If you’re considering whether to get involved in a smaller development, we would advise exercising caution. If you feel compelled to invest, seek opportunities where there are multiple partners to reduce your exposure.
But what if it’s been a while since we published this article—it’s sometime in late 2019, or maybe 2020 or 2021—and you’re underwater? What are your options for rescuing your development and squeezing some profit out of it?
Your options generally boil down to reducing your exposure and/or taking a loan to keep you afloat long enough to finish the project and sell.
What we’re anticipating is that a number of developers and investors are going to find themselves in a situation where they’re in debt. They will be struggling to keep existing loans current, and their goal is to get out with some profit (or at least not lose their shirts).
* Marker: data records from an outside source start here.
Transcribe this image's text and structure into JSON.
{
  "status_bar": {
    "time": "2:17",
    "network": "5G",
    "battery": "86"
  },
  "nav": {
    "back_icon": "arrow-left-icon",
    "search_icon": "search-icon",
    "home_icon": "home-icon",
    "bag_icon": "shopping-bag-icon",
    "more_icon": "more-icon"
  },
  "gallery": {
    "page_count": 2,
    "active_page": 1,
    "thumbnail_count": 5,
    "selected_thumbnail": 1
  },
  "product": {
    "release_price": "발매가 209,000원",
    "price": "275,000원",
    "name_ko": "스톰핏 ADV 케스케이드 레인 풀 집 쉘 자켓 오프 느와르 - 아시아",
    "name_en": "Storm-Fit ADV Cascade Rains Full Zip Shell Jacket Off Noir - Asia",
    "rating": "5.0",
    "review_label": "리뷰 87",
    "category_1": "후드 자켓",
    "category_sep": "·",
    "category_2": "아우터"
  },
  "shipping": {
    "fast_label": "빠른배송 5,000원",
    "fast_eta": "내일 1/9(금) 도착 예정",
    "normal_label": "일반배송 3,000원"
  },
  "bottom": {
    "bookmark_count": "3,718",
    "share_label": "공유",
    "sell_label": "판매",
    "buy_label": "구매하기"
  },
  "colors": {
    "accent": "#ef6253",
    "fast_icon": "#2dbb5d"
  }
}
One option is to take out a loan. In a situation like the one described, a hard money lender like Socotra Capital would likely be willing to offer a loan. But don’t expect a loan-to-value amount of more than 30% or so, given the risk involved.
Another option would be, if you’re still relatively early in the development process, to scale back the project. If the original plan was to build a 12-home development, scale back to six. You’ll reduce your potential profit, but you’ll also reduce your cost and time to completion—the latter may be critical if the market does go into a protracted downturn.
The third option is to find an equity investment partner willing to come on board. Like the other options, it’s a reduction to your profit margin, perhaps a significant one. But you’ll increase the financial resources on hand and limit the risk of the project falling apart.
You may find that the best path forward is to combine multiple options. For instance, you may be able to find a partner who has experience with development projects, one who’s willing to jump in for a relatively small share of the proceeds. You can then approach lenders saying, “We have a partner that has a track record of success with developments like this,” increasing a lender’s confidence in your ability to finish the project and pay off the loan. Instead of an LTV of 30%, 40% or even 50% may be feasible. This will allow you to float the project, without surrendering as much as the profits to an equity partner.
Situations vary, of course. No two projects are exactly alike. If you’re worried about your residential development project falling through, don’t wait to do something about it.
Give Socotra Capital a call. We’ll go over the numbers, and if you can show that you have the ability to bring your project to completion, we’ll help you to find a loan solution that works. As a hard money lender, we can come through when other lenders can’t.